What better way to show the range of heroes in Wisconsin, and the country, than with a list headlined by those names? You might not like or agree with all of them, but isn’t that the point? By leading their lives the way they have, by making us cheer, or boo, or think, they have made an undeniable impression on our culture and our history.
Enter Assembly Majority Leader Jim Steineke and Speaker Robin Vos, Republicans both. Steineke said the GOP would not support a resolution that included Kaepernick “for obvious reasons.” I guess we are to presume that Steineke’s “obvious reasons” would be Kaepernick’s peaceful protest of social injustice during the national anthem. Or is it the $1 million he gave away to charities, including the $25,000 he donated to Milwaukee nonprofit Urban Underground, which works with teens?
Vos added that Republicans were “trying to find people who … bring us together, not look at people who draw some sort of vitriol from either side.”
That’s such an interesting quote. As we ponder the tens of thousands of Americans who are leading lives that draw some sort of vitriol from either side, I can think of a particular member of Vos’ party who revels in vitriol and lives in a big white house in Washington, D.C., but we don’t even need to go there.

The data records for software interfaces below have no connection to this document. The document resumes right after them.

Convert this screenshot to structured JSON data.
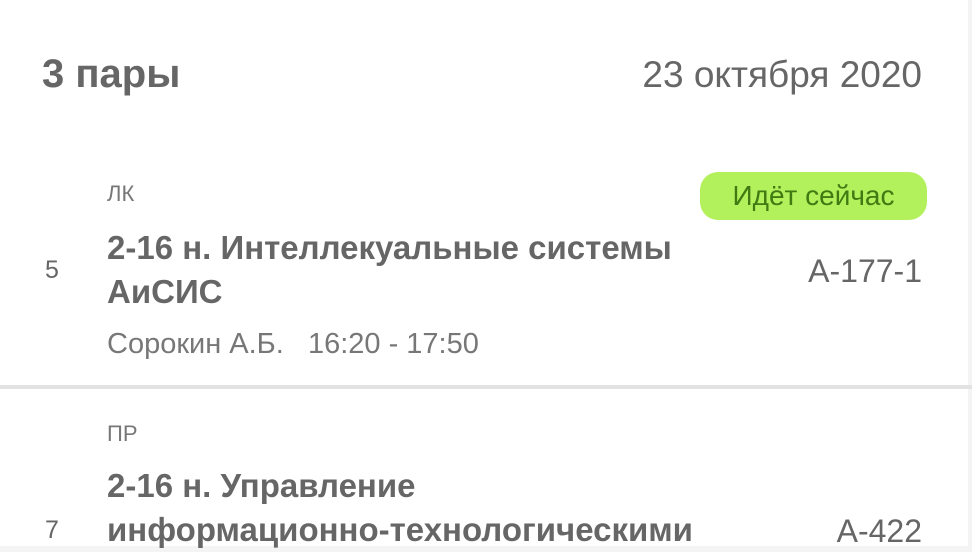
{
  "header": {
    "title": "3 пары",
    "date": "23 октября 2020"
  },
  "lessons": [
    {
      "type": "ЛК",
      "number": "5",
      "subject_line1": "2-16 н. Интеллекуальные системы",
      "subject_line2": "АиСИС",
      "room": "А-177-1",
      "teacher": "Сорокин А.Б.",
      "time": "16:20 - 17:50",
      "badge": "Идёт сейчас"
    },
    {
      "type": "ПР",
      "number": "7",
      "subject_line1": "2-16 н. Управление",
      "subject_line2": "информационно-технологическими",
      "room": "А-422"
    }
  ],
  "colors": {
    "badge_bg": "#b2f05c",
    "badge_text": "#3f7a12"
  }
}
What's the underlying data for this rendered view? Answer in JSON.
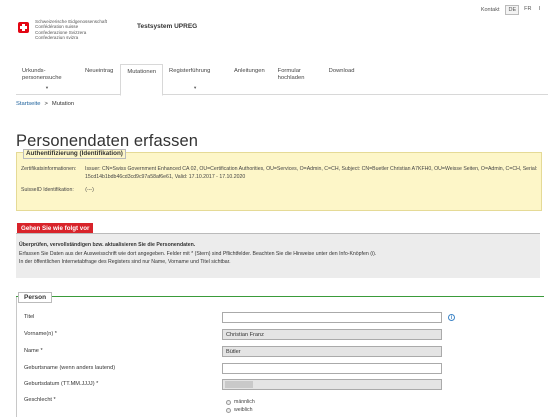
{
  "topnav": {
    "contact": "Kontakt",
    "languages": [
      "DE",
      "FR",
      "I"
    ]
  },
  "header": {
    "confederation": [
      "Schweizerische Eidgenossenschaft",
      "Confédération suisse",
      "Confederazione Svizzera",
      "Confederaziun svizra"
    ],
    "system_title": "Testsystem UPREG",
    "flag_icon": "swiss-flag-icon"
  },
  "menu": {
    "items": [
      {
        "label": "Urkunds-\npersonensuche",
        "caret": "▼"
      },
      {
        "label": "Neueintrag"
      },
      {
        "label": "Mutationen"
      },
      {
        "label": "Registerführung",
        "caret": "▼"
      },
      {
        "label": "Anleitungen"
      },
      {
        "label": "Formular\nhochladen"
      },
      {
        "label": "Download"
      }
    ],
    "active_index": 2
  },
  "breadcrumb": {
    "home": "Startseite",
    "separator": ">",
    "current": "Mutation"
  },
  "page_title": "Personendaten erfassen",
  "auth": {
    "legend": "Authentifizierung (Identifikation)",
    "cert_label": "Zertifikatsinformationen:",
    "cert_value": "Issuer: CN=Swiss Government Enhanced CA 02, OU=Certification Authorities, OU=Services, O=Admin, C=CH, Subject: CN=Buetler Christian A7KFH0, OU=Weisse Seiten, O=Admin, C=CH, Serial: 15cd14b1bdb46cd3cd9c97a58af6e61, Valid: 17.10.2017 - 17.10.2020",
    "suisseid_label": "SuisseID Identifikation:",
    "suisseid_value": "(---)"
  },
  "instructions": {
    "tag": "Gehen Sie wie folgt vor",
    "line1": "Überprüfen, vervollständigen bzw. aktualisieren Sie die Personendaten.",
    "line2": "Erfassen Sie Daten aus der Ausweisschrift wie dort angegeben. Felder mit * (Stern) sind Pflichtfelder. Beachten Sie die Hinweise unter den Info-Knöpfen (i).",
    "line3": "In der öffentlichen Internetabfrage des Registers sind nur Name, Vorname und Titel sichtbar."
  },
  "person": {
    "legend": "Person",
    "fields": {
      "titel": {
        "label": "Titel",
        "value": ""
      },
      "vorname": {
        "label": "Vorname(n) *",
        "value": "Christian Franz"
      },
      "name": {
        "label": "Name *",
        "value": "Bütler"
      },
      "geburtsname": {
        "label": "Geburtsname (wenn anders lautend)",
        "value": ""
      },
      "geburtsdatum": {
        "label": "Geburtsdatum (TT.MM.JJJJ) *",
        "value": ""
      },
      "geschlecht": {
        "label": "Geschlecht *",
        "options": [
          "männlich",
          "weiblich"
        ]
      }
    },
    "info_symbol": "i"
  }
}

All we have to do is mention Reggie Jackson’s name in Fenway Park.